I’ve only had the pleasure of visiting Vietnam once so far, and I am the only tourist I know whose #1 priority on my next trip there is to visit Điện Biên Phủ. I am young enough to have only learned about Điện Biên Phủ through the Billy Joel song “We didn’t start the fire”, and North American enough that my school teachers focused far more on the 1960-1975 era in Vietnam than anything before or after. Of course, I also consider the French to be among the least impressive imperial stories in Asia, and have my share of reverence and admiration for the most unexpected of underdogs that overthrew them and preserved much of the charm that attracts visitors to them at least as well, if not far better than, its neighbors north of the border.
For years I have been reading stories about “Uncle” Hồ Chí Minh and general Võ Nguyên Giáp, and long wondered if it was a typo that Võ, born in 1911, still seemed to be alive and well according to so many sources. Of the “top four corpses” a 2nd world tourist might see lying in state, Hồ Chí Minh’s is the 2nd oldest (d. 1969) after Lenin’s (d. 1924), and noticeably older than Mao’s (d. 1976) and Kim Il Sung’s (d. 1994). One of the longest lived originals of the Soviet revolution was Vyacheslav Molotov, who died in 1986 at the age of 96. Normal variances from Vietnam’s average life expectancy (which was probably lower than even Russia’s in 1911) still make it quite surprising that such a figure would have lived to the enviable age of 102.

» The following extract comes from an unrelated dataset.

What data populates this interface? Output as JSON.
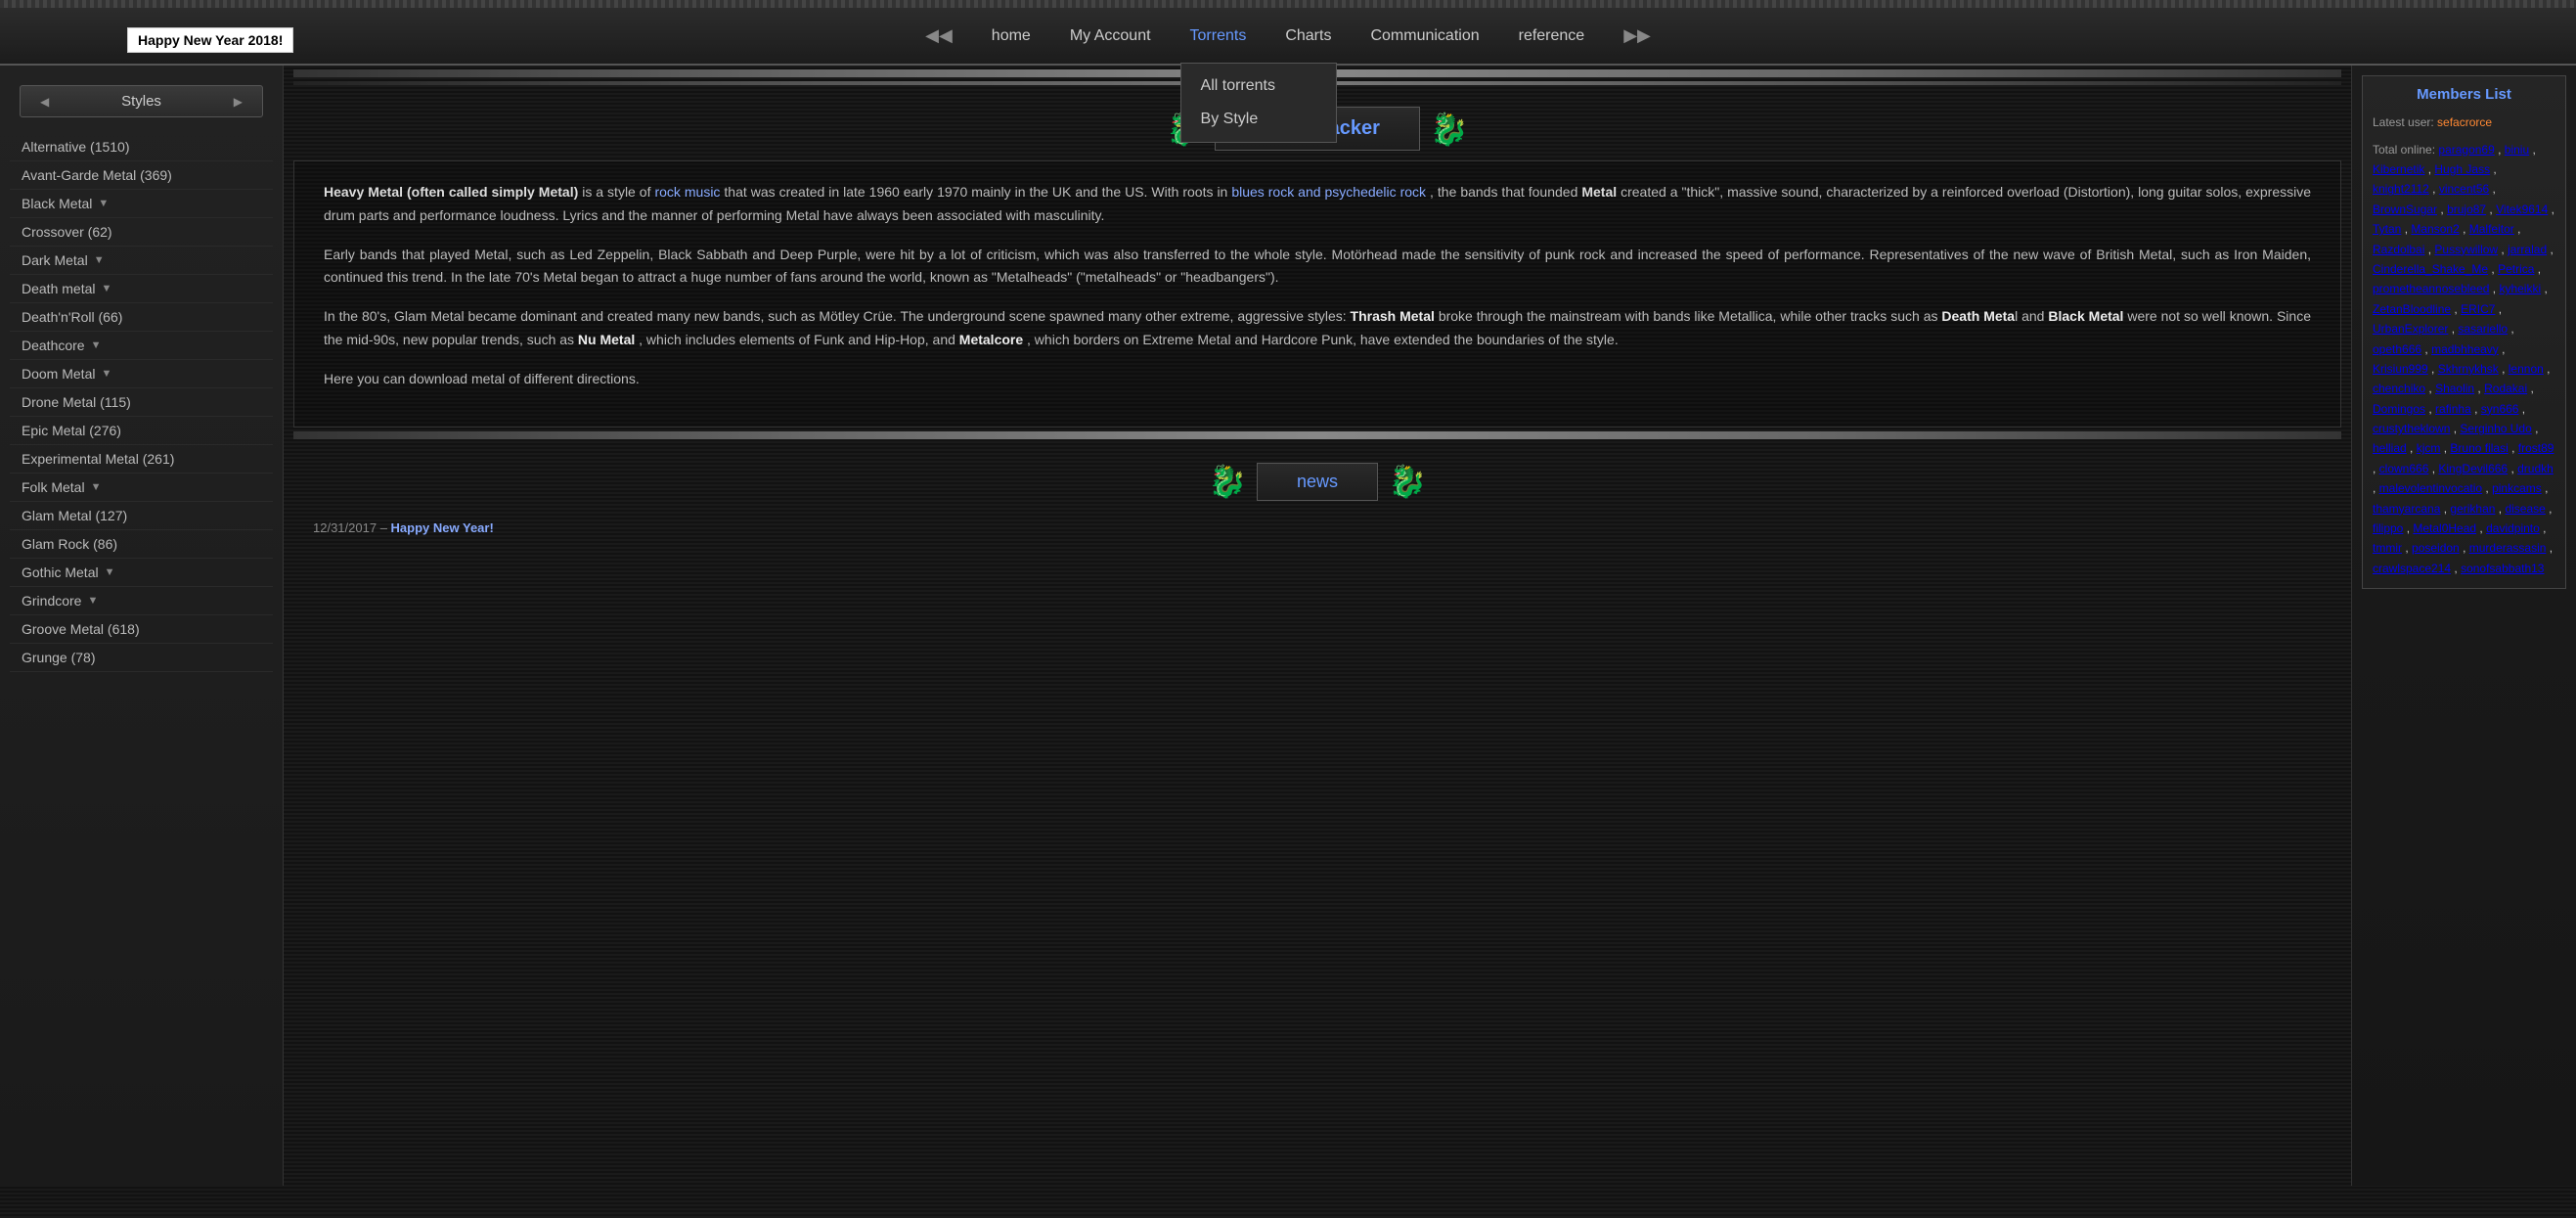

A visitor to Vietnam in the past few years might feel the era of Ho and Vo had already passed a long time ago, and that even as an officially “Socialist Republic”, Vietnam like its larger neighbor to the north has been embracing more foreign investment, international trade, share listings, and other outright forms of capitalism. Over half of Vietnam’s population is under the age of 30, and not only do many not remember Dien Bien Phu, or the Fall of Saigon, many probably have little memory of the Soviet Union, the cold war, and what the whole fuss about not being capitalist was all about.
There seems to be a lot of mourning of Vo’s passing in some papers in Latin America, especially those sympathetic to Cuba and Venezuela.
RIP General Vo, as much as he may have been the fighting enemy of the west and of the capitalist 1st world, at least before 1975, there is no denying the world has lost a figure that at the very least is worth studying and admiring for his determination and victories against some of the biggest and most powerful forces of the 20th century.